As instructed by the previous meeting, Roger had written to the Chancellor of the Exchequer, the Secretary of State for Communities and Local Government, the chairman of the Local Government Association and our MP, Roberta Blackman-Woods, requesting that councils should be given powers to bring all HMOs, including Purpose Built Student Accommodation, within the scope of Business Rates in the same way as hotels, self-catering and holiday lets. He had received no reply from the Chancellor of the Exchequer. The reply from the Local Government Association, and a reply received by SNCF (Saint Nicholas' Community Forum) from Secretary of State both referred to the expectation that the Government will shortly be consulting on a Fair Funding Review. The meeting therefore approved Roger's suggestion that, after the elections, we urge the new Council to support bringing HMOs within the scope of Business Rates through the Fair Funding Review.
8. Bollards in Waddington Street and John Street
Kevin Turrington had been in touch with Danny Harland about progress on this; he hoped the bollards would be in place by the end of May, before 250 additional employees start work on the County Hospital site. The meeting thanked Kevin for his continuing work on our behalf on this issue.
9. Enlargements of Existing HMOs
The meeting discussed whether landlords were frustrating the Council's Interim Policy on Studentification by enlarging existing HMOs. Ann had spotted an example of this strategy in Archery Rise, where a house which was already an HMO was being enlarged from 3 to 6 occupants. The landlord maintained that this did not require planning permission. Liz Brown had spotted two more cases in the current list of planning applications. In addition, alterations were in course at a further property in Archery Rise which had recently changed hands.
The meeting felt that we did not have enough facts to make a decision on this, but Ann was asked to investigate, and if reports given to the meeting were accurate, to pursue.
In addition, it was noted that the policy is an interim one, and if it is being circumvented, we can propose amendments to make the final policy more effective.
10. Pavements: Cleaning and Repair
Ann said that the state of the pavements was still atrocious, and gutters were still blocked.

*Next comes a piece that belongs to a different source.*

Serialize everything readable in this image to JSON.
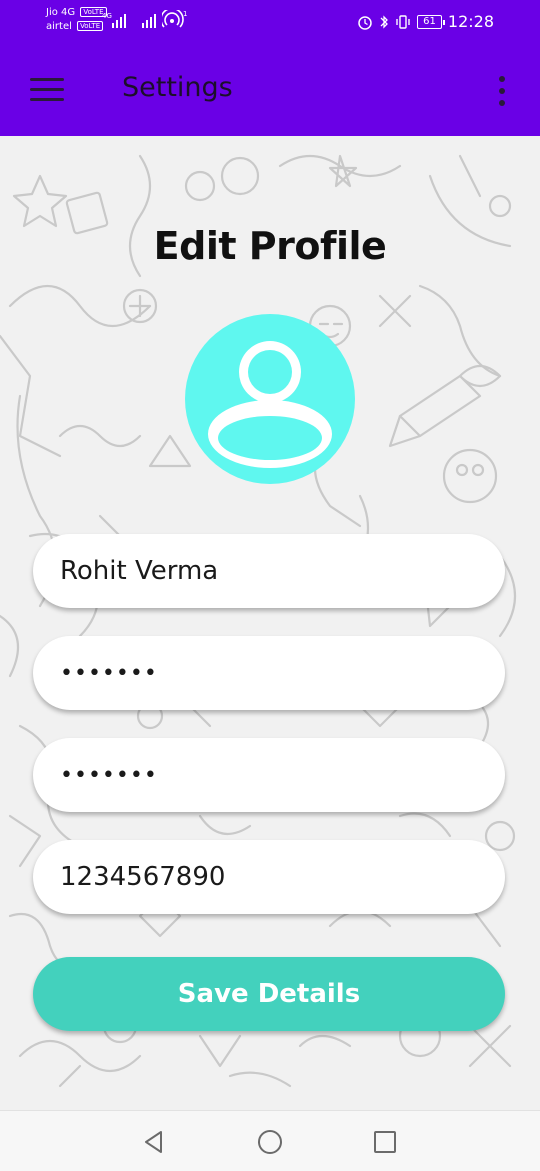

She had contacted Alan Patrickson, manager at the County Council, who said: "Oh, I thought they'd done it." This was not satisfactory.

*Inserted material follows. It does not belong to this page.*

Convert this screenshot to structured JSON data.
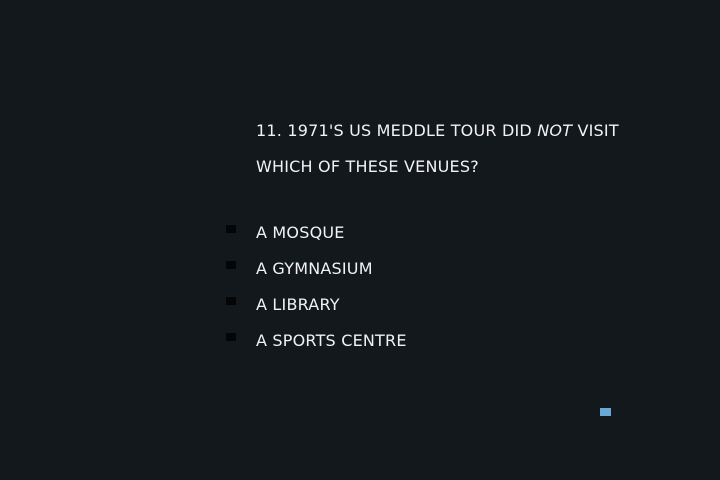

Nigel Martin explained that the Council's CRM (Customer Relationship Management) system enabled cases to be given a number, so that they could be tracked. The plan was that Councillors should be given access to this, enabling them to track issues in their ward. Roger added that when he reports issues using the "do it online" section of the Council website, he usually receives an e-mailed reply with a reference number, allowing it to be followed up.
With this information, Ann agreed to continue with her complaint.
11. Reports from local Councillors
Nigel Martin gave his last report as local Councillor: he had challenged the Council's method of calculating the the density of student HMOs in a given area. As reported in January, in the course of a planning meeting considering the conversion of a house in Dalton Crescent from C3 to C4 (i.e. multiple occupation by students) it had been revealed that when Council officers were assessing the number of HMOs, they looked at the register of exemptions from Council Tax in June 2016. Given how fast the situation changes, this was unsatisfactory. Stuart Timmiss had now replied, proposing to set a more suitable date. Nigel thinks that this, too, is not good enough: the interim policy talks about the density of HMOs in the present tense, implying that the data must be accurate in real time (and the Inspector who allowed Jackie Levitas's appeal seemed to be making the same point in noting that the data were not contemporaneous). The Council argued that it was "not easy to interrogate the computer system."
Nigel was thanked for all his work on our behalf during his time as Councillor.
12. Date of next meeting
Our next meeting will be held on Monday 5th June.